─── The data ───

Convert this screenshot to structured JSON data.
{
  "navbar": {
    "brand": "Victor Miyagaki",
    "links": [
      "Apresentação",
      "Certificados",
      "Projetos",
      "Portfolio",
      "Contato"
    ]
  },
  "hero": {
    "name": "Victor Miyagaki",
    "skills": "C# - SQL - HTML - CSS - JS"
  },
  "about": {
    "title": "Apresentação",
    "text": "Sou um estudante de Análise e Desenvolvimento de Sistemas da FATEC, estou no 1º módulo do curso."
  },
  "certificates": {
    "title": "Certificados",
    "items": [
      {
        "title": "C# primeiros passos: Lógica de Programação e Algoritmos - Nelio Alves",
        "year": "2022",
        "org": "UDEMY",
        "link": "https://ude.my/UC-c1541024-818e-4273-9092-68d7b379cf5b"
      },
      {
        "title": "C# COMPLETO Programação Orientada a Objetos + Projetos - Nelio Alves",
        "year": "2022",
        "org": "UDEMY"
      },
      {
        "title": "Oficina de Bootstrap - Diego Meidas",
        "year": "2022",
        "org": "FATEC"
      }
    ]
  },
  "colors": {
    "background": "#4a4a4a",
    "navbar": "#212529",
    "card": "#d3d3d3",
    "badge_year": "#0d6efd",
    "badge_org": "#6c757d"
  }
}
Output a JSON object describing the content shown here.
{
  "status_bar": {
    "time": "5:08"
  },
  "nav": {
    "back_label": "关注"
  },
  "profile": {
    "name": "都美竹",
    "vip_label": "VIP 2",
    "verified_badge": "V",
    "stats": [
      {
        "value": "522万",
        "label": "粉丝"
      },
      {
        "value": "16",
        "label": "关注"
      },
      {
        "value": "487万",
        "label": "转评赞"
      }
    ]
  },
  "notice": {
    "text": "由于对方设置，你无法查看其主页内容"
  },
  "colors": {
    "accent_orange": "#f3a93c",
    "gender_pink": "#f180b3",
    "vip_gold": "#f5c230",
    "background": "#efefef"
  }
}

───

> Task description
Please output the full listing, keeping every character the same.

> Exercise result
Convert this screenshot to structured JSON data.
{
  "navbar": {
    "brand": "Victor Miyagaki",
    "links": [
      "Apresentação",
      "Certificados",
      "Projetos",
      "Portfolio",
      "Contato"
    ]
  },
  "hero": {
    "name": "Victor Miyagaki",
    "skills": "C# - SQL - HTML - CSS - JS"
  },
  "about": {
    "title": "Apresentação",
    "text": "Sou um estudante de Análise e Desenvolvimento de Sistemas da FATEC, estou no 1º módulo do curso."
  },
  "certificates": {
    "title": "Certificados",
    "items": [
      {
        "title": "C# primeiros passos: Lógica de Programação e Algoritmos - Nelio Alves",
        "year": "2022",
        "org": "UDEMY",
        "link": "https://ude.my/UC-c1541024-818e-4273-9092-68d7b379cf5b"
      },
      {
        "title": "C# COMPLETO Programação Orientada a Objetos + Projetos - Nelio Alves",
        "year": "2022",
        "org": "UDEMY"
      },
      {
        "title": "Oficina de Bootstrap - Diego Meidas",
        "year": "2022",
        "org": "FATEC"
      }
    ]
  },
  "colors": {
    "background": "#4a4a4a",
    "navbar": "#212529",
    "card": "#d3d3d3",
    "badge_year": "#0d6efd",
    "badge_org": "#6c757d"
  }
}
Output a JSON object describing the content shown here.
{
  "status_bar": {
    "time": "5:08"
  },
  "nav": {
    "back_label": "关注"
  },
  "profile": {
    "name": "都美竹",
    "vip_label": "VIP 2",
    "verified_badge": "V",
    "stats": [
      {
        "value": "522万",
        "label": "粉丝"
      },
      {
        "value": "16",
        "label": "关注"
      },
      {
        "value": "487万",
        "label": "转评赞"
      }
    ]
  },
  "notice": {
    "text": "由于对方设置，你无法查看其主页内容"
  },
  "colors": {
    "accent_orange": "#f3a93c",
    "gender_pink": "#f180b3",
    "vip_gold": "#f5c230",
    "background": "#efefef"
  }
}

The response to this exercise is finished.